Re: : Nuclear testing, the military and Humanty

Lief M. Hendrickson (hendrick@NOSC.MIL)
Wed, 19 Jul 1995 16:41:00 PDT

On July 19, 1995 Robert Levesque wrote a response to the giberish
posted by Chris Harris yesterday. In general, I go along with Robert.
However, he brings up the sentiment we are all supposed to have by the

> This exerpt is from Jacob Bronwski's (1908-1974): The Ascent of
>Man, pp. 234-235:

><< The first atomic bomb was dropped on Hiroshima in Japan on 6 August 1945
>at 8.15 in the mornig. I had not been long back from from Hiroshima when I
>heard someonesay,in Szilard's presence, that it was a tradgedy of
>sceintists that their discoveries were used for destruction. Szilard
>replied , as he more than anyone had the rghit to reply, that it was not
>the tragedy of sceintists: "it is the tradedy of mankind."

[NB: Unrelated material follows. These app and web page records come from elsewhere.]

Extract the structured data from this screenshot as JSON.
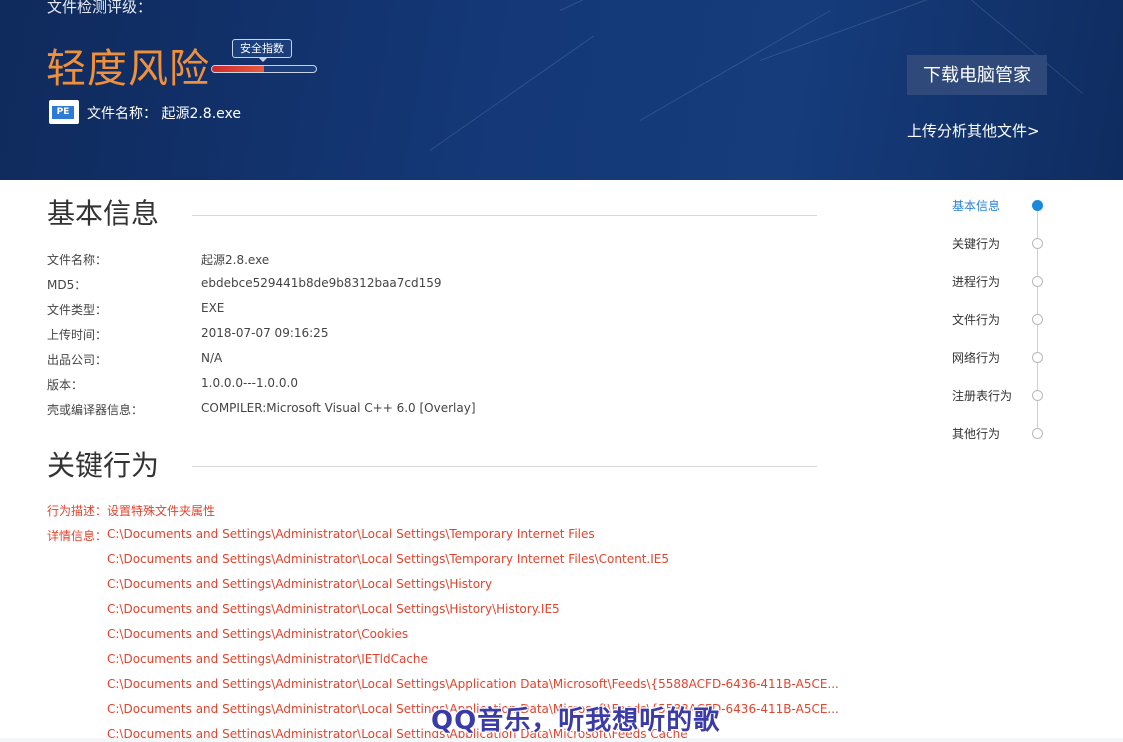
{
  "header": {
    "title": "文件检测评级：",
    "risk_level": "轻度风险",
    "safety_index_label": "安全指数",
    "safety_index_fraction": 0.5,
    "file_icon_label": "PE",
    "file_name_label": "文件名称：",
    "file_name": "起源2.8.exe",
    "download_button": "下载电脑管家",
    "upload_link": "上传分析其他文件>",
    "colors": {
      "banner": "#143878",
      "risk": "#f0903a"
    }
  },
  "basic_info": {
    "title": "基本信息",
    "rows": [
      {
        "key": "文件名称：",
        "value": "起源2.8.exe"
      },
      {
        "key": "MD5：",
        "value": "ebdebce529441b8de9b8312baa7cd159"
      },
      {
        "key": "文件类型：",
        "value": "EXE"
      },
      {
        "key": "上传时间：",
        "value": "2018-07-07 09:16:25"
      },
      {
        "key": "出品公司：",
        "value": "N/A"
      },
      {
        "key": "版本：",
        "value": "1.0.0.0---1.0.0.0"
      },
      {
        "key": "壳或编译器信息：",
        "value": "COMPILER:Microsoft Visual C++ 6.0 [Overlay]"
      }
    ]
  },
  "key_behavior": {
    "title": "关键行为",
    "description": "行为描述：设置特殊文件夹属性",
    "detail_label": "详情信息：",
    "details": [
      "C:\\Documents and Settings\\Administrator\\Local Settings\\Temporary Internet Files",
      "C:\\Documents and Settings\\Administrator\\Local Settings\\Temporary Internet Files\\Content.IE5",
      "C:\\Documents and Settings\\Administrator\\Local Settings\\History",
      "C:\\Documents and Settings\\Administrator\\Local Settings\\History\\History.IE5",
      "C:\\Documents and Settings\\Administrator\\Cookies",
      "C:\\Documents and Settings\\Administrator\\IETldCache",
      "C:\\Documents and Settings\\Administrator\\Local Settings\\Application Data\\Microsoft\\Feeds\\{5588ACFD-6436-411B-A5CE...",
      "C:\\Documents and Settings\\Administrator\\Local Settings\\Application Data\\Microsoft\\Feeds\\{5588ACFD-6436-411B-A5CE...",
      "C:\\Documents and Settings\\Administrator\\Local Settings\\Application Data\\Microsoft\\Feeds Cache"
    ],
    "color": "#e2432d"
  },
  "side_nav": {
    "items": [
      {
        "label": "基本信息",
        "active": true
      },
      {
        "label": "关键行为",
        "active": false
      },
      {
        "label": "进程行为",
        "active": false
      },
      {
        "label": "文件行为",
        "active": false
      },
      {
        "label": "网络行为",
        "active": false
      },
      {
        "label": "注册表行为",
        "active": false
      },
      {
        "label": "其他行为",
        "active": false
      }
    ],
    "active_color": "#2a82d6"
  },
  "watermark": "QQ音乐，听我想听的歌"
}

I don't mean to pick on Robert L., but please note the tradegy would
have been much greater if the other side had developed the atomic bomb
first. It was bad enough with the V2 missiles which were so
destructive that, for a while, Churchill didn't even tell the English
people what was hitting them for fear of causing widespread panic.
Try and imagine what would have happened with more V2's and if they
had carried atomic bombs.

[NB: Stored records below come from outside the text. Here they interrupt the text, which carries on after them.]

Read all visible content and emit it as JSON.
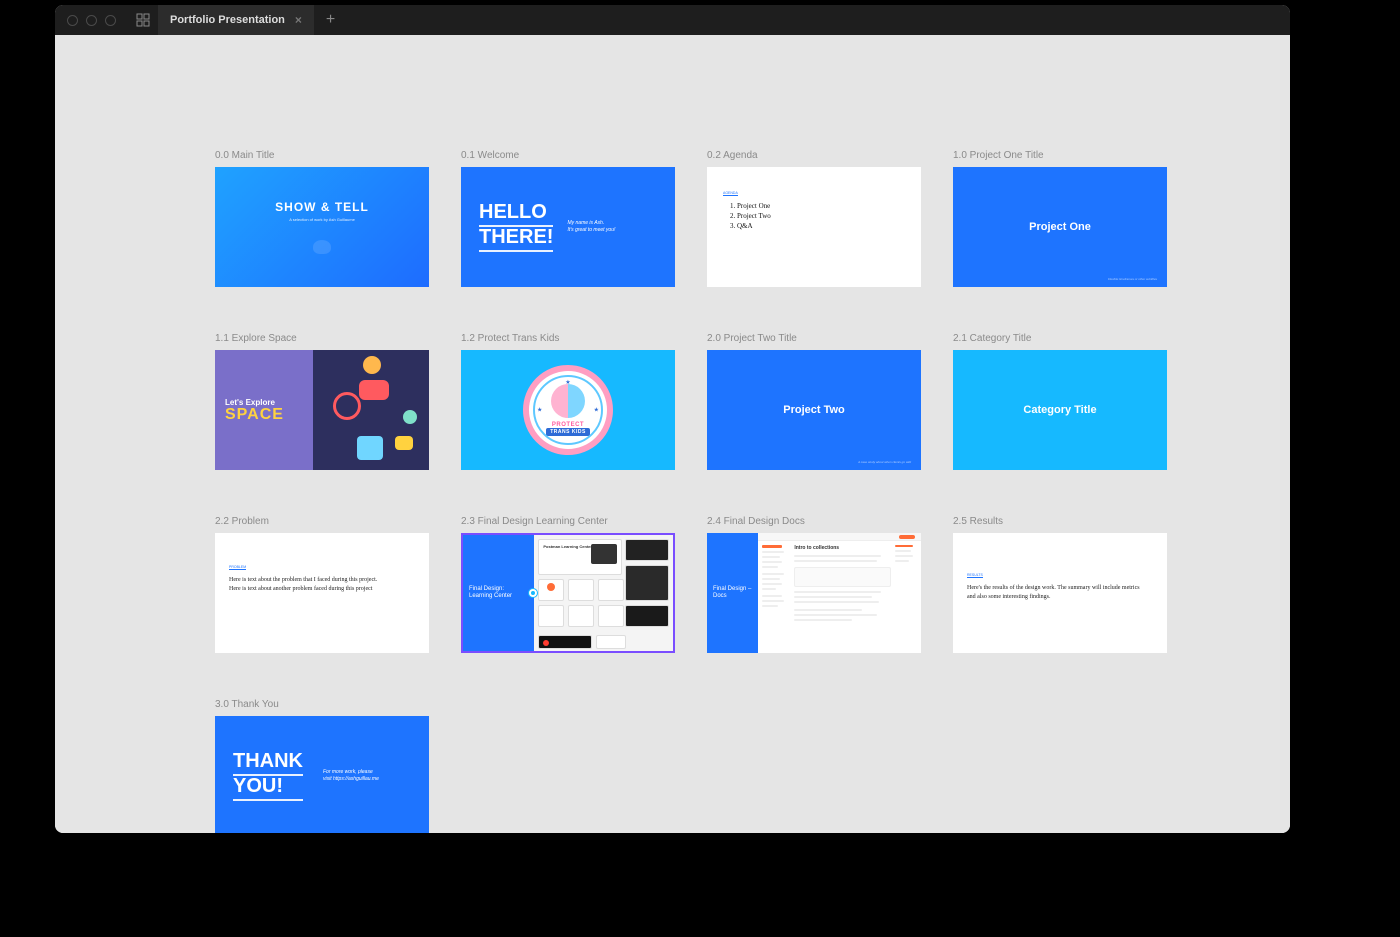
{
  "tab": {
    "title": "Portfolio Presentation"
  },
  "frames": {
    "f00": {
      "label": "0.0 Main Title",
      "title": "SHOW & TELL",
      "subtitle": "A selection of work by Ash Guillaume"
    },
    "f01": {
      "label": "0.1 Welcome",
      "line1": "HELLO",
      "line2": "THERE!",
      "sub1": "My name is Ash.",
      "sub2": "It's great to meet you!"
    },
    "f02": {
      "label": "0.2 Agenda",
      "header": "AGENDA",
      "item1": "Project One",
      "item2": "Project Two",
      "item3": "Q&A"
    },
    "f10": {
      "label": "1.0 Project One Title",
      "title": "Project One",
      "footer": "Flexible timeframes or other subtitles"
    },
    "f11": {
      "label": "1.1 Explore Space",
      "line1": "Let's Explore",
      "line2": "SPACE"
    },
    "f12": {
      "label": "1.2 Protect Trans Kids",
      "badge1": "PROTECT",
      "badge2": "TRANS KIDS"
    },
    "f20": {
      "label": "2.0 Project Two Title",
      "title": "Project Two",
      "footer": "A case study about when clients go wild"
    },
    "f21": {
      "label": "2.1 Category Title",
      "title": "Category Title"
    },
    "f22": {
      "label": "2.2 Problem",
      "header": "PROBLEM",
      "body": "Here is text about the problem that I faced during this project. Here is text about another problem faced during this project"
    },
    "f23": {
      "label": "2.3 Final Design Learning Center",
      "caption": "Final Design: Learning Center",
      "mock_title": "Postman Learning Center"
    },
    "f24": {
      "label": "2.4 Final Design Docs",
      "caption": "Final Design – Docs",
      "mock_title": "Intro to collections"
    },
    "f25": {
      "label": "2.5 Results",
      "header": "RESULTS",
      "body": "Here's the results of the design work. The summary will include metrics and also some interesting findings."
    },
    "f30": {
      "label": "3.0 Thank You",
      "line1": "THANK",
      "line2": "YOU!",
      "sub1": "For more work, please",
      "sub2": "visit https://ashguillau.me"
    }
  }
}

The real tradegy was the conditions preceeding the bomb- that
ultimately led to its use.

Robert L. goes on to ask us to "Remember the concentration camp and
crematorium at Auschwitz." The problem with this approach is there
seems to be too much energy denouncing conditions that have merely
become symbolic to many people today. We do so because we're supposed
to use words that conjure up images of evil and then take a stand
against them.

One person on this list was even elated when he found an artifact
of evil (an old Nazi book) that he was going to give to a museum
for the victims. Maybe this begets feelings of heroism- that by
this symbolic sign of sympathy he is somehow back in time
combating the evil forces while they were on their destructive

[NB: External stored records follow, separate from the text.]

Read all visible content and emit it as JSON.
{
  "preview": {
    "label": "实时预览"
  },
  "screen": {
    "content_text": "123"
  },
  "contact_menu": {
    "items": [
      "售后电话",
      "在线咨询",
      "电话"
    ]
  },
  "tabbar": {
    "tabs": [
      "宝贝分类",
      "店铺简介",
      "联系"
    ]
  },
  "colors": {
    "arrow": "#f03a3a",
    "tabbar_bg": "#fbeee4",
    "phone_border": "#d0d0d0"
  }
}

Well, it's easy to combat an evil force that had its main power
50 years ago. What about modern evil forces such as those in
Bosnia this very minute? Have we seen instances in other
societies where preoccupation with evil forces of the past causes
vulnerability to new evil under a slightly different hat?